- [Dataset entries]:
********************

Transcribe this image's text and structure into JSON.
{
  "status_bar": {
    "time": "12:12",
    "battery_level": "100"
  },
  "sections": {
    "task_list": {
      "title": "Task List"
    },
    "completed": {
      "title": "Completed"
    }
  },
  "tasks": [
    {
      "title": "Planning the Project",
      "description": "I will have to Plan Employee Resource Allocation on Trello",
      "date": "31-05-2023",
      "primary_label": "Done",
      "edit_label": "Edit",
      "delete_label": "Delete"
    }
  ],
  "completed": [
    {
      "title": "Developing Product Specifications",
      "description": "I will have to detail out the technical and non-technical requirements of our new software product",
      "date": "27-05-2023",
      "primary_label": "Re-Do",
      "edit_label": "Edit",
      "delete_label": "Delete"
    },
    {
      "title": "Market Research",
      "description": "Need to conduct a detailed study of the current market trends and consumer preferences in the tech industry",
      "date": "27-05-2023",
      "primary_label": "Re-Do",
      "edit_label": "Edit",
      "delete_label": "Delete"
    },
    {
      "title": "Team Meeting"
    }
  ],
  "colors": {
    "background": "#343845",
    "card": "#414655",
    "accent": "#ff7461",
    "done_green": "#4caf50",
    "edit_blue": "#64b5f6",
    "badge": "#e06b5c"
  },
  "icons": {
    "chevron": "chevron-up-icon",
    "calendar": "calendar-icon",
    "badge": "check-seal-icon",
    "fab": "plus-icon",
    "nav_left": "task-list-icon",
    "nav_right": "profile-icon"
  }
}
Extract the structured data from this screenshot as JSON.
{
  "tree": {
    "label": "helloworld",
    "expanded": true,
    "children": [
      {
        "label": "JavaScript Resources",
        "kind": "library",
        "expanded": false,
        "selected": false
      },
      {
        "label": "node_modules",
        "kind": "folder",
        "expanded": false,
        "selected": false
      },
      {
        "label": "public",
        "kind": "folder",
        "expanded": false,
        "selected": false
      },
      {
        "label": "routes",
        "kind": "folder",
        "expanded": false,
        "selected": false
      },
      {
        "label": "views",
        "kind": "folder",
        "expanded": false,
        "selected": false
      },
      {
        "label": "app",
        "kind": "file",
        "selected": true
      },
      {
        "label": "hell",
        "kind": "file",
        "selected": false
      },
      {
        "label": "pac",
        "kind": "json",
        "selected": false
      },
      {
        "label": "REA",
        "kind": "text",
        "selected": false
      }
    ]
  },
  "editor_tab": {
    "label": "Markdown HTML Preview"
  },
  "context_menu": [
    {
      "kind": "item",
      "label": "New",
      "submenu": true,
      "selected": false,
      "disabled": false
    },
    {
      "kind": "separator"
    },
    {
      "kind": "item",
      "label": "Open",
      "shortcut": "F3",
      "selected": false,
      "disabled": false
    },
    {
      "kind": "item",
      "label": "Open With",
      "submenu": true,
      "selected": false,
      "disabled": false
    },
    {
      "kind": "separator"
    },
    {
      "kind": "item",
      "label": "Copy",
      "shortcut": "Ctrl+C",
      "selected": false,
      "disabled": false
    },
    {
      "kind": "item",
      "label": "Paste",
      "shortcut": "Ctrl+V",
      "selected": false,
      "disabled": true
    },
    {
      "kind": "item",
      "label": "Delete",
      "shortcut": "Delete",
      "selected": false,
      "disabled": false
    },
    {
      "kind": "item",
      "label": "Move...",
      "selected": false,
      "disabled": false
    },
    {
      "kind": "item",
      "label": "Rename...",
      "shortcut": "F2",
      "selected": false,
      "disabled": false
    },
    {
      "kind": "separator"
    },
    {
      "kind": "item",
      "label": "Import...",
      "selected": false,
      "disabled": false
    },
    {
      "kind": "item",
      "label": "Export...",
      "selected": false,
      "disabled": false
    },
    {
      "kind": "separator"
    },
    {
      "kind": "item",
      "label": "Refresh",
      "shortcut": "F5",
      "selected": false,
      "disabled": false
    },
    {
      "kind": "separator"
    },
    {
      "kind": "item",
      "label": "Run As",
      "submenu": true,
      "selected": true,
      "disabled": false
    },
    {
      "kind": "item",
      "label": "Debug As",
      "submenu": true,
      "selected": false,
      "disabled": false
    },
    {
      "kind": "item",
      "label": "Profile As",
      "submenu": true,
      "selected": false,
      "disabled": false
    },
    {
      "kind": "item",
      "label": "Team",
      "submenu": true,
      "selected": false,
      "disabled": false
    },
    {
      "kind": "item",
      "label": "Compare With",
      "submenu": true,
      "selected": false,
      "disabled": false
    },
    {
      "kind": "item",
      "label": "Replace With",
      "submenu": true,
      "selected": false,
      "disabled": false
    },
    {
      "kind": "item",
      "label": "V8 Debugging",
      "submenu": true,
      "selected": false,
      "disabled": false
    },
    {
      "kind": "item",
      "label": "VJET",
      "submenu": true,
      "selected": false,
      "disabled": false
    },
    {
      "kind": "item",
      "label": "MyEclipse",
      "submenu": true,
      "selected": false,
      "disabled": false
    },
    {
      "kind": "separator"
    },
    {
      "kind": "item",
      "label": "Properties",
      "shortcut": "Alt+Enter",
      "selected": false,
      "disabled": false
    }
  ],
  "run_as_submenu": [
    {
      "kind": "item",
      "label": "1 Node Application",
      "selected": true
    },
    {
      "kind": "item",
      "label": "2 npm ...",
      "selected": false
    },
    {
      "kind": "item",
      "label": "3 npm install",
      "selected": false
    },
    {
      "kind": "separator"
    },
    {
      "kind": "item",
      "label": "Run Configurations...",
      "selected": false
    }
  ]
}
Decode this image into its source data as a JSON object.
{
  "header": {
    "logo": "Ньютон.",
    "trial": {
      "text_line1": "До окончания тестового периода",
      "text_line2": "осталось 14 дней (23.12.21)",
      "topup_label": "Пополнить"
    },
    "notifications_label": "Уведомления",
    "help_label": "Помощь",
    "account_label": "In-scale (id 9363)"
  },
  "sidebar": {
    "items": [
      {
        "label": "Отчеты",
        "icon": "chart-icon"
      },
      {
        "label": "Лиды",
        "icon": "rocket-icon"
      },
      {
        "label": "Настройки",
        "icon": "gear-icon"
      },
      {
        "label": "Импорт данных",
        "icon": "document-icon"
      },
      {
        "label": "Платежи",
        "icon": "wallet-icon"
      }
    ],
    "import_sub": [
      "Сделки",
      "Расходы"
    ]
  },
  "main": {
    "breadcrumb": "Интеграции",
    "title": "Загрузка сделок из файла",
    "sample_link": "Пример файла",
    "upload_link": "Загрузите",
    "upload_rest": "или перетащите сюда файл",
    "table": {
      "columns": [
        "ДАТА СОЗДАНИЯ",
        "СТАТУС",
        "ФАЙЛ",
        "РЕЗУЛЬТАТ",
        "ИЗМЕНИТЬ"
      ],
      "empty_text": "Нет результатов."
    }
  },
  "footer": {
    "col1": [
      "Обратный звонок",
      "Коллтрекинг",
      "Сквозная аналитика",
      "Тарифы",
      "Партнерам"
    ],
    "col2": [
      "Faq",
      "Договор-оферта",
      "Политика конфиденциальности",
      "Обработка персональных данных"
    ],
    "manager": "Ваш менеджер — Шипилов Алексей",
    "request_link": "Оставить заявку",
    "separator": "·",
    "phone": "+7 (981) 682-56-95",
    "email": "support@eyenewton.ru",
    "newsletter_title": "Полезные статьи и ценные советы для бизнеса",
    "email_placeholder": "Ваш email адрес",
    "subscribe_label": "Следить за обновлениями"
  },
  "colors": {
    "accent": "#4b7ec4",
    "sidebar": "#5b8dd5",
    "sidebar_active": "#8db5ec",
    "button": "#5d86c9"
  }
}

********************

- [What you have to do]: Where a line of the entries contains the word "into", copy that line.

- [Result of the task]:
Transcribe this image's text and structure into JSON.
Decode this image into its source data as a JSON object.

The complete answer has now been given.